[BEST OF MLS 2011: Forwards] For a player whose production and determination are both
unquestioned, San Jose's Chris Wondolowski always seems to be popping up in a different spot.
His guile, range and mobility are primary reasons for his success, but he’s also played multiple positions for the Earthquakes: either of the two forward spots with a partner, alone up top, or in midfield.
SA's Top 10 Forwards
1. Chris Wondolowski (San Jose)
2. Thierry Henry (New York)
3. Fredy Montero (Seattle)
4. Camilo (Vancouver)
5. Juan Pablo Angel (Chivas USA)
6. Fabian Espindola (Real Salt Lake)
7. Kei Kamara (Sporting KC)
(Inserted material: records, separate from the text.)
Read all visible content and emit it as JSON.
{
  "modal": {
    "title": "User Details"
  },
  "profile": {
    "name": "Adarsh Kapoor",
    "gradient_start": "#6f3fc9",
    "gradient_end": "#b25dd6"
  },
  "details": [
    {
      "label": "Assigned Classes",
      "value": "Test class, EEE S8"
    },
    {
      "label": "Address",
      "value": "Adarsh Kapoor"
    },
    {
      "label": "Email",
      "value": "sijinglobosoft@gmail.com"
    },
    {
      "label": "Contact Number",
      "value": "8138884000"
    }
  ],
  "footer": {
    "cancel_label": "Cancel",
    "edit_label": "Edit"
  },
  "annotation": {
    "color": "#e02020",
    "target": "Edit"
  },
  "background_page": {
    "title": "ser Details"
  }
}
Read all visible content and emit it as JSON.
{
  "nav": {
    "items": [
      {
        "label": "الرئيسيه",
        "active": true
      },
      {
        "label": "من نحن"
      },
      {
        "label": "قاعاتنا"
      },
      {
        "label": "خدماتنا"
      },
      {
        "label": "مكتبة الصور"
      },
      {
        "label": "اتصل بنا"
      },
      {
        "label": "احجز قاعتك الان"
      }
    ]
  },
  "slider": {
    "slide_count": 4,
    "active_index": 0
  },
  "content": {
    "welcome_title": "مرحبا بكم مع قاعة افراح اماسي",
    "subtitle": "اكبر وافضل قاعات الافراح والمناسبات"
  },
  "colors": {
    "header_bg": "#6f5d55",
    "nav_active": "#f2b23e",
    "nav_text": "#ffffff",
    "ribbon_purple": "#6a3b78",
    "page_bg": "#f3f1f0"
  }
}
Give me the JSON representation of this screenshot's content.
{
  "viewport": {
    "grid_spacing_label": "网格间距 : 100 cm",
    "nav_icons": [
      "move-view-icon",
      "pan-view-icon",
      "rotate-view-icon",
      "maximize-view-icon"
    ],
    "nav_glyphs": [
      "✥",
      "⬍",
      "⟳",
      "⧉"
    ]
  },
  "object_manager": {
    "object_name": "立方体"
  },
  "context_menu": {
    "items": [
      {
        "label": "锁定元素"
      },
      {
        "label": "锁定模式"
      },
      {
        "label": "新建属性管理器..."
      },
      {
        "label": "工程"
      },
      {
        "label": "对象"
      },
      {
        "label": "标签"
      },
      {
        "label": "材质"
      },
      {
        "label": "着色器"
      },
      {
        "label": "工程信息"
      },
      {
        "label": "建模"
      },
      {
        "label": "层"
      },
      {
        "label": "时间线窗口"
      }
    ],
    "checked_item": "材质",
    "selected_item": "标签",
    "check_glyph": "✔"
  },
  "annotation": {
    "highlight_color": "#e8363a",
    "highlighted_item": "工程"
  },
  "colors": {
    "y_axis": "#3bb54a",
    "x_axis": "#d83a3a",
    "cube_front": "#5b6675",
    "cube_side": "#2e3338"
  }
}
8. Omar Bravo (Sporting KC)
9. Marvin Chavez (FC Dallas)
10. Emilio Renteria (Columbus)
For the 2011 edition of these rankings, Wondo’s been classified as a forward, who plays underneath a partner – such as Steven Lenhart or Scott Sealy – if he’s not deployed up front by himself. He tallied 16 goals and tied for the league lead with Dwayne De Rosario of D.C. United one season after winning the 2010 Golden Boot with 18 goals. (DeRo is listed among the attacking midfielders in this year’s rankings.)
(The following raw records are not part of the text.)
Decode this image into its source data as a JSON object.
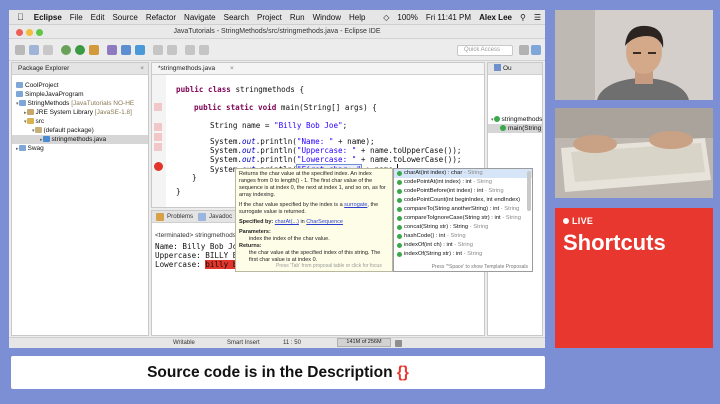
{
  "menubar": {
    "app": "Eclipse",
    "items": [
      "File",
      "Edit",
      "Source",
      "Refactor",
      "Navigate",
      "Search",
      "Project",
      "Run",
      "Window",
      "Help"
    ],
    "battery": "100%",
    "clock": "Fri 11:41 PM",
    "user": "Alex Lee"
  },
  "window": {
    "title": "JavaTutorials - StringMethods/src/stringmethods.java - Eclipse IDE"
  },
  "toolbar": {
    "quick_access_placeholder": "Quick Access"
  },
  "package_explorer": {
    "tab": "Package Explorer",
    "items": [
      {
        "label": "CoolProject",
        "indent": 0
      },
      {
        "label": "SimpleJavaProgram",
        "indent": 0
      },
      {
        "label": "StringMethods",
        "suffix": "[JavaTutorials NO-HE",
        "indent": 0
      },
      {
        "label": "JRE System Library",
        "suffix": "[JavaSE-1.8]",
        "indent": 1
      },
      {
        "label": "src",
        "indent": 1
      },
      {
        "label": "(default package)",
        "indent": 2
      },
      {
        "label": "stringmethods.java",
        "indent": 3
      },
      {
        "label": "Swag",
        "indent": 0
      }
    ]
  },
  "editor": {
    "tab": "*stringmethods.java",
    "lines": {
      "l1_kw": "public class",
      "l1_rest": " stringmethods {",
      "l2_kw": "public static void",
      "l2_rest": " main(String[] args) {",
      "l3_pre": "String name = ",
      "l3_str": "\"Billy Bob Joe\"",
      "l3_post": ";",
      "l4_pre": "System.",
      "l4_fld": "out",
      "l4_mid": ".println(",
      "l4_str": "\"Name: \"",
      "l4_post": " + name);",
      "l5_pre": "System.",
      "l5_fld": "out",
      "l5_mid": ".println(",
      "l5_str": "\"Uppercase: \"",
      "l5_post": " + name.toUpperCase());",
      "l6_pre": "System.",
      "l6_fld": "out",
      "l6_mid": ".println(",
      "l6_str": "\"Lowercase: \"",
      "l6_post": " + name.toLowerCase());",
      "l7_pre": "System.",
      "l7_fld": "out",
      "l7_mid": ".println(",
      "l7_str": "\"First char: \"",
      "l7_post": " + name.",
      "l8": "}",
      "l9": "}"
    }
  },
  "javadoc": {
    "p1": "Returns the char value at the specified index. An index ranges from 0 to length() - 1. The first char value of the sequence is at index 0, the next at index 1, and so on, as for array indexing.",
    "p2a": "If the char value specified by the index is a ",
    "p2link": "surrogate",
    "p2b": ", the surrogate value is returned.",
    "spec_label": "Specified by:",
    "spec_link1": "charAt(...)",
    "spec_in": " in ",
    "spec_link2": "CharSequence",
    "params_label": "Parameters:",
    "param": "index the index of the char value.",
    "returns_label": "Returns:",
    "returns": "the char value at the specified index of this string. The first char value is at index 0.",
    "footer": "Press 'Tab' from proposal table or click for focus"
  },
  "proposals": {
    "items": [
      {
        "sig": "charAt(int index) : char",
        "type": " - String"
      },
      {
        "sig": "codePointAt(int index) : int",
        "type": " - String"
      },
      {
        "sig": "codePointBefore(int index) : int",
        "type": " - String"
      },
      {
        "sig": "codePointCount(int beginIndex, int endIndex)",
        "type": ""
      },
      {
        "sig": "compareTo(String anotherString) : int",
        "type": " - String"
      },
      {
        "sig": "compareToIgnoreCase(String str) : int",
        "type": " - String"
      },
      {
        "sig": "concat(String str) : String",
        "type": " - String"
      },
      {
        "sig": "hashCode() : int",
        "type": " - String"
      },
      {
        "sig": "indexOf(int ch) : int",
        "type": " - String"
      },
      {
        "sig": "indexOf(String str) : int",
        "type": " - String"
      }
    ],
    "footer": "Press '^Space' to show Template Proposals"
  },
  "console": {
    "tabs": {
      "problems": "Problems",
      "javadoc": "Javadoc"
    },
    "terminated": "<terminated> stringmethods",
    "out1": "Name: Billy Bob Jo",
    "out2": "Uppercase: BILLY B",
    "out3_pre": "Lowercase: ",
    "out3_hl": "billy b"
  },
  "outline": {
    "tab": "Ou",
    "class_item": "stringmethods",
    "method_item": "main(String"
  },
  "status": {
    "writable": "Writable",
    "insert_mode": "Smart Insert",
    "position": "11 : 50",
    "heap": "141M of 256M"
  },
  "live_card": {
    "badge": "LIVE",
    "title": "Shortcuts"
  },
  "banner": {
    "text": "Source code is in the Description ",
    "braces": "{}"
  },
  "colors": {
    "background": "#7c8fd4",
    "accent": "#e8372f",
    "keyword": "#7f0055",
    "string": "#2a00ff"
  }
}
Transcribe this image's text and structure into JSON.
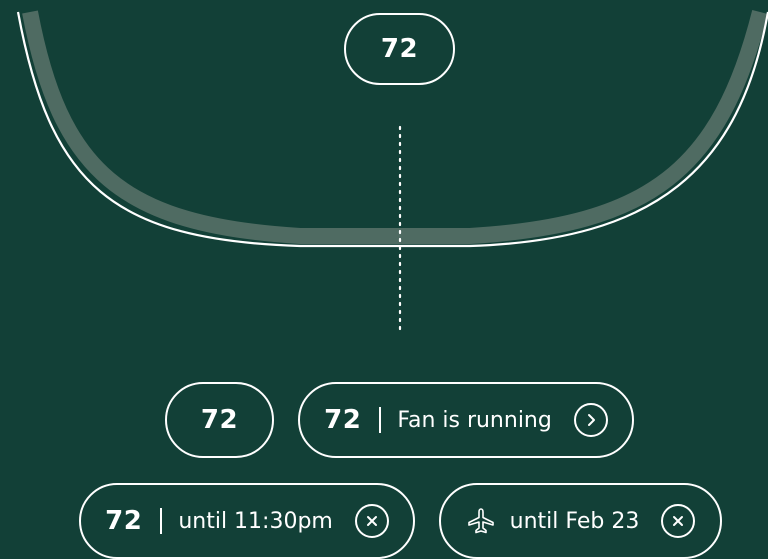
{
  "thermostat": {
    "dial_temperature": "72",
    "colors": {
      "background": "#124037",
      "foreground": "#ffffff",
      "track": "#4f6b62"
    }
  },
  "status_pills": [
    {
      "temperature": "72",
      "label": "",
      "action_icon": "none"
    },
    {
      "temperature": "72",
      "label": "Fan is running",
      "action_icon": "chevron-right-icon"
    },
    {
      "temperature": "72",
      "label": "until 11:30pm",
      "action_icon": "close-icon"
    },
    {
      "temperature": "",
      "leading_icon": "airplane-icon",
      "label": "until Feb 23",
      "action_icon": "close-icon"
    }
  ]
}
Thierry Henry occasionally led the line by himself but more often had either Luke Rodgers (included in the striker rankings) or Juan Agudelo as his partner. During the season he had a few uncomplimentary things to say about MLS officials or other aspects of playing in MLS, but still he tallied 14 goals, logged four assists, and left opponents agog at the precision and poise of his prowess in the penalty area. A few of his best passes were squandered.
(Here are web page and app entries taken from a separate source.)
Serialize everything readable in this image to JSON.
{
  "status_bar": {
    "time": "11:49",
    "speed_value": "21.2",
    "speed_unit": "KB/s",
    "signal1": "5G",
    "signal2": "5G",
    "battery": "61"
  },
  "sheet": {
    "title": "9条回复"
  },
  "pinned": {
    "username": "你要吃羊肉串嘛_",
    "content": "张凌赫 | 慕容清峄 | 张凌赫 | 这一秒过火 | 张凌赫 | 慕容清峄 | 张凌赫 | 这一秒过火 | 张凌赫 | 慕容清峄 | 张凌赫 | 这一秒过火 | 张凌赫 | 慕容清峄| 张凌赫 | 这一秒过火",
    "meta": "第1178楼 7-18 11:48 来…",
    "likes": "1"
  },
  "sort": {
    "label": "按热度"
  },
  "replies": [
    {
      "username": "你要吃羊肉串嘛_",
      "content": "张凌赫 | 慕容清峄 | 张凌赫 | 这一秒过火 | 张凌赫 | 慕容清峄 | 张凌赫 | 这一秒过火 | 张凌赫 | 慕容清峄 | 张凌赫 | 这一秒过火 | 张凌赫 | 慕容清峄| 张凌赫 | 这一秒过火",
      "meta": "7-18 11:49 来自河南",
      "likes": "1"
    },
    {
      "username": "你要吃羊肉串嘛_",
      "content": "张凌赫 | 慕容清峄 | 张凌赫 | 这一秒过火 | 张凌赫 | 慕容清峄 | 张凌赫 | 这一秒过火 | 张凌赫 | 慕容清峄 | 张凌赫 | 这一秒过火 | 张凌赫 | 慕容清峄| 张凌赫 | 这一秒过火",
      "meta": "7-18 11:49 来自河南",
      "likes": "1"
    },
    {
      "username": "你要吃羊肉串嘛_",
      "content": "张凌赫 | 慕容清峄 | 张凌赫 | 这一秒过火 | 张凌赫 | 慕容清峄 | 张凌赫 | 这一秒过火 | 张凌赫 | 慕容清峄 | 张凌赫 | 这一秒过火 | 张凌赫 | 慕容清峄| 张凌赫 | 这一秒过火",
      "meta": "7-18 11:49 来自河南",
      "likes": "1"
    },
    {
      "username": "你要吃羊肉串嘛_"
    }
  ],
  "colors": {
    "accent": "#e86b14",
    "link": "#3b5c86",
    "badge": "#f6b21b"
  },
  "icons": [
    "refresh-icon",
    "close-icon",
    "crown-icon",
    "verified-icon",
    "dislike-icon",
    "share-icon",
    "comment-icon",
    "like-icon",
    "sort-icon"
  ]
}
The lack of a consistent partner plagued Fredy Montero during portions of the season and his solid numbers of 12 goals and nine assists indicated a sharper if not relentless focus on his duties. Camilo’s slick work in the attacking third (12 goals, 3 assists) proved one of bright spots in a rough debut campaign for Vancouver. Angel struggled mightily for the Galaxy, which rolled to the title after sending him down the Home Depot Center corridors to Chivas USA, but seven goals in nine post-trade matches burnished his reputation.
Espindola’s hot-cold persona must be as maddening to RSL head coach Jason Kreis as his stats (10 goals, 3 assists) are rewarding. But he’s a handful. Kamara often played the right wing in SKC’s 4-3-3 and his aggressive yet heady play produced nine goals. His teammate on the left, Omar Bravo, relied more on skill and savvy while matching that goal total.
Nobody on FCD’s roster, and probably in the entire league, could hope to replace an injured David Ferreira, yet Chavez unleashed his own blend of quickness and smarts to score six goals and set up four on a team that lacked a true finisher. Renteria played only 18 games (14 starts) yet finished second on the Crew with eight goals.